### [Exercise]
Check every line below for the string "false". Copy the ones that have it.
**********
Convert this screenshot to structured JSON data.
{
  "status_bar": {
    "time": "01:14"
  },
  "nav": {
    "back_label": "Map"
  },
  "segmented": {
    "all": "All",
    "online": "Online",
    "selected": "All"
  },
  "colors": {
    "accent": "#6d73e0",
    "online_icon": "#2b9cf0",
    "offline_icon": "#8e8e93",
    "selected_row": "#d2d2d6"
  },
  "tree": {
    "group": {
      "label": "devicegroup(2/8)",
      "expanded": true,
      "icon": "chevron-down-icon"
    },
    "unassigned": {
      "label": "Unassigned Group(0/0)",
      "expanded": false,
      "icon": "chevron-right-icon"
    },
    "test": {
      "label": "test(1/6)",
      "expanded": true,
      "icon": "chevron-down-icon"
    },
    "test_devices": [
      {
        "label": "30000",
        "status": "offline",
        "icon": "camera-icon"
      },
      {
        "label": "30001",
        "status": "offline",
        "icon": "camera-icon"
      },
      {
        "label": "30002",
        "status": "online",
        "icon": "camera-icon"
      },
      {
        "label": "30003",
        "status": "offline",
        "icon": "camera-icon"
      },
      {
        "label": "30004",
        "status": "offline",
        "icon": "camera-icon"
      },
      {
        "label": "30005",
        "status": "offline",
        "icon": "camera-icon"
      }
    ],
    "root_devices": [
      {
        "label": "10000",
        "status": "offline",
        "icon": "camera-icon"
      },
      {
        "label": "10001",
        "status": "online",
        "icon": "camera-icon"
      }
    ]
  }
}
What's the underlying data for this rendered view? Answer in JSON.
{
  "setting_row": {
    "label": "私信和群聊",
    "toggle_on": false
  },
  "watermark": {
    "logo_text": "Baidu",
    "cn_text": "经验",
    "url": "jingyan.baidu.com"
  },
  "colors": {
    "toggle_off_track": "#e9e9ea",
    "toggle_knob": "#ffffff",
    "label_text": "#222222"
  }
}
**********
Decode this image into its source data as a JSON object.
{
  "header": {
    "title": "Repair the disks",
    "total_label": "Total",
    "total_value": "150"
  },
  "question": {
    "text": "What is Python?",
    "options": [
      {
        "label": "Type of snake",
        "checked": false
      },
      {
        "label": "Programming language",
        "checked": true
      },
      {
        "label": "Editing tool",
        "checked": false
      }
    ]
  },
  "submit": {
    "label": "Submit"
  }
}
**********
### [Response to the task]
      "expanded": false,
    "toggle_on": false
        "checked": false
        "checked": false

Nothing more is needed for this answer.